There are times of the year when there is heightened awareness around the flu and how deadly it can be if we do not take specific precautions. But, we may not realize the seriousness of the flu beyond “flu season.”
It’s never too late to become educated about what you can do to be preventative so that you can lessen your risk of getting the flu.
Here are some quick facts about the flu:
- Flu cases typically start in the fall/winter, peak in February, but can also be prevalent until May.
- Flu symptoms are associated with a sore throat, a high fever, muscle aches, a cough and malaise.
- It is generally transmitted via airborne droplets and the flu is so infectious that it can sit on a surface for hours.In one case, on an airplane, where there was no air circulation, when a plane sat for 3 hours, within 3 days 39 of 54 people got the flu virus which came from one single passenger.

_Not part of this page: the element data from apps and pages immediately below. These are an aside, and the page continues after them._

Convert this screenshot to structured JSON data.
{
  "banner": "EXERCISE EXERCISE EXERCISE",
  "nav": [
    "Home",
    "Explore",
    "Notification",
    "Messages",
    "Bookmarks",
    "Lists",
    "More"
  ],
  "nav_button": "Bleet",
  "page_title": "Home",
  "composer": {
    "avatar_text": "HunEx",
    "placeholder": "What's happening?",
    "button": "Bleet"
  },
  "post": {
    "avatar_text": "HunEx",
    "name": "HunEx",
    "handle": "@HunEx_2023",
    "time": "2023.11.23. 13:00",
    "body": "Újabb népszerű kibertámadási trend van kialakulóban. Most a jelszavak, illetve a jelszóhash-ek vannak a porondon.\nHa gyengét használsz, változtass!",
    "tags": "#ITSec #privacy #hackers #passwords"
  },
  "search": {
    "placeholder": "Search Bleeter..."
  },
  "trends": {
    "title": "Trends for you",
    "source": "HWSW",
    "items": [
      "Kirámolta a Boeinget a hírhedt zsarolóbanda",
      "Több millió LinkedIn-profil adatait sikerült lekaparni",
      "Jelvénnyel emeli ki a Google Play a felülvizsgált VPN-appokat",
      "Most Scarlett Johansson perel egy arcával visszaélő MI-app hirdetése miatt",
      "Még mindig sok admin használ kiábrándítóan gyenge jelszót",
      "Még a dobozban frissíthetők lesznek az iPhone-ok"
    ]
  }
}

This is evidence that the flu can be contracted and spread easily.
The History of the Flu
Historically, the Spanish flu pandemic in 1918-1919 caused over 500,000 deaths. And while we have more preventative vaccinations or measures in place to counteract the flu virus, it still kills thousands each year in the U.S.
According to the Centers for Disease Control and Prevention, worldwide, the flu kills about 250,000 to 500,000 people annually.
And 12,000 to 70,000 per year in the United States.
Now that I have your attention about the seriousness of the flu, you may be wondering who’s at the highest risk for getting the flu and what are the best ways you can protect yourself?
Higher Risk Patients
There are several individuals who fall into the category of being a